Evil Doesn’t Endure Forever

A few weeks ago my pastor was doing the sermon. Right now we are in the book of Jude. I was telling my sister Joyce that it is interesting how most churches or people in general will read or study the most known books. For example, we always hear about Matthew, Mark, Luke and John. While he was talking, I couldn’t shake the idea that some of the books, I would just pass over. I knew they were important, but not as important as some, or so I thought.

I pulled out the Bible and was looking through the books of the Bible. I knew them all in order from when I was a child. But, memorizing isn’t the same as studying the entire Bible and the Word of God. Nahum reminds us that God is in control and He won’t let evil to persist forever.


Nahum is considered to be one of the “Minor Prophets.” The Hebrew name “Nahum” means “comfort” or “consolation.”  Nahum is to give the final warning and judgment upon Nineveh, and he also addresses the rest of the Assyrian empire. They returned to wickedness shortly after they repented back in Jonah’s day.

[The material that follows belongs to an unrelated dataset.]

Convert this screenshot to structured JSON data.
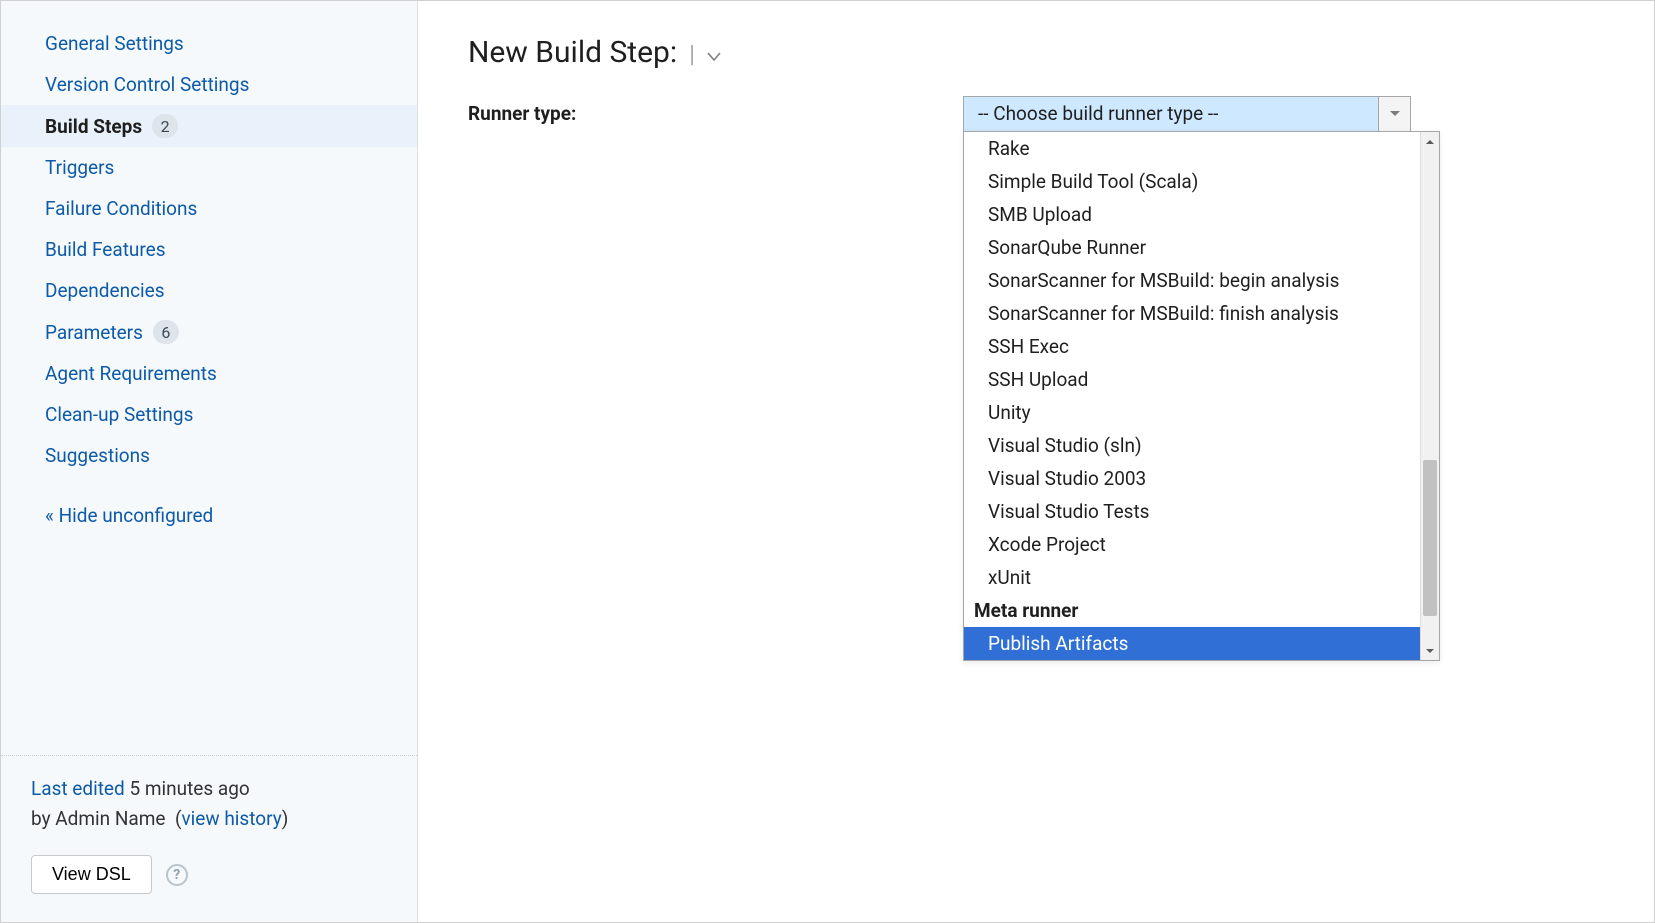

Nahum was chosen to comfort those who were oppressed in the kingdom of Judah. Nahum told them to rejoice because Nineveh will be justly punished.  While the book of Jonah records Nineveh’s reprieve, Nahum predicts its destruction. Assyria was the archenemy of Israel and Judah. It was used by God to punish the inhabitants of Israel who had turned to idol worship and other evil practices.

In Nahum 1 God triumphs over his enemies, regardless of how strong they are.  As I read more and study it, it seems as if there are a couple specific sins that Nahum  mentions about Nineveh:

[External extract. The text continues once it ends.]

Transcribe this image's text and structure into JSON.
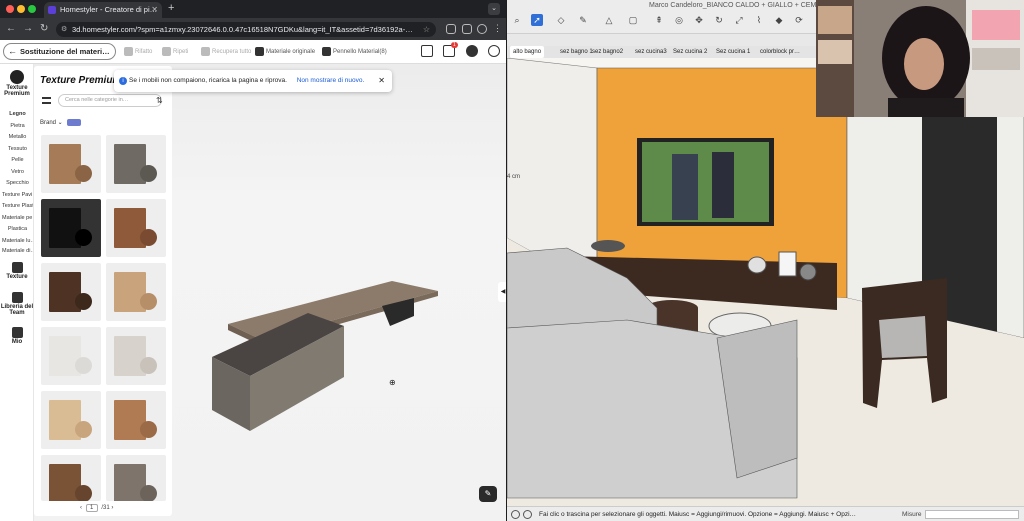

  1. They are greedy and full of lustful pleasures.
  2. They have no mercy even though they have great strength. They aren’t remorseful when it comes to destroying and killing.

In the days of Jonah,  Nineveh turned away from their evil ways and they served the Lord. . But 150 years later, Nineveh returned to their old ways such as idolatry, violence, and arrogance (Nahum 3:1–4). God sends one of His prophet Nahum to Nineveh to warn them of the judgment that will destroy their city and exhorting them to repentance. The Ninevites did not heed’s Nahum’s warning, and the city was brought under the dominion of Babylon.

Does the book of Nahum apply to us today? Yes!

 God is patient and slow to anger. Even though He is patient, He isn’t going to deal with mocking. I would like to use the United States as an example of how Nahum still applies to us today.

In the past 20 plus years, our country has changed. The United States was founded on the principles that are found in the Bible. We have been a nation over 200 yrs. Our country is getting further and further from God. We are going in the opposite direction. As a Christian, I know and I do believe that our only hope is in Jesus Christ.  We could easily become the next Nineveh at the rate we are going.

We are living in difficult times, but I know that the Lord is good! When life comes crashing down on you and you have faith in God and believe, you will discover that peace can be found in the midst of the storm. God won’t allow wickedness to exist forever.

  • Nahum 1:7-8, The Lord is good, a refuge in times of trouble. He cares for those who trust in him, but with an overwhelming flood he will make an end of Nineveh; he will pursue his foes into the realm of darkness.Whatever they plot against the Lord he will bring to an end;  trouble will not come a second time.  They will be entangled  among thorns and drunk from their wine;

I would have to say that we shouldn’t expect God to bless us if we are unwilling to believe and let Him be the One in control of our lives.  I have found over and over again that my stubbornness and control issues doesn’t get me very far. There have ben times when I have wondered why God will let His children go through difficult times. Basically, when we put our trust in him despite whatever our circumstances may be, things will work out according to His will.

In closing I just want to add that the Bible is a book of hope for the future when the God will secure lasting peace among all peoples and nations (Isaiah 9:6-7). Nahum also predicted a time of peace beyond this troubled world.

The Grace of God which promises the deliverance of Judah from the oppressive hand of the Assyrians, is seen particularly in the introductory verses, where Gods divine attributes are emphasized. The LORD is slow to anger and great in power, And will not at all acquit the wicked…. The LORD is good, A stronghold in the day of trouble; And He knows those who trust in Him . The LORD is patient and gracious to all those who trust in Him.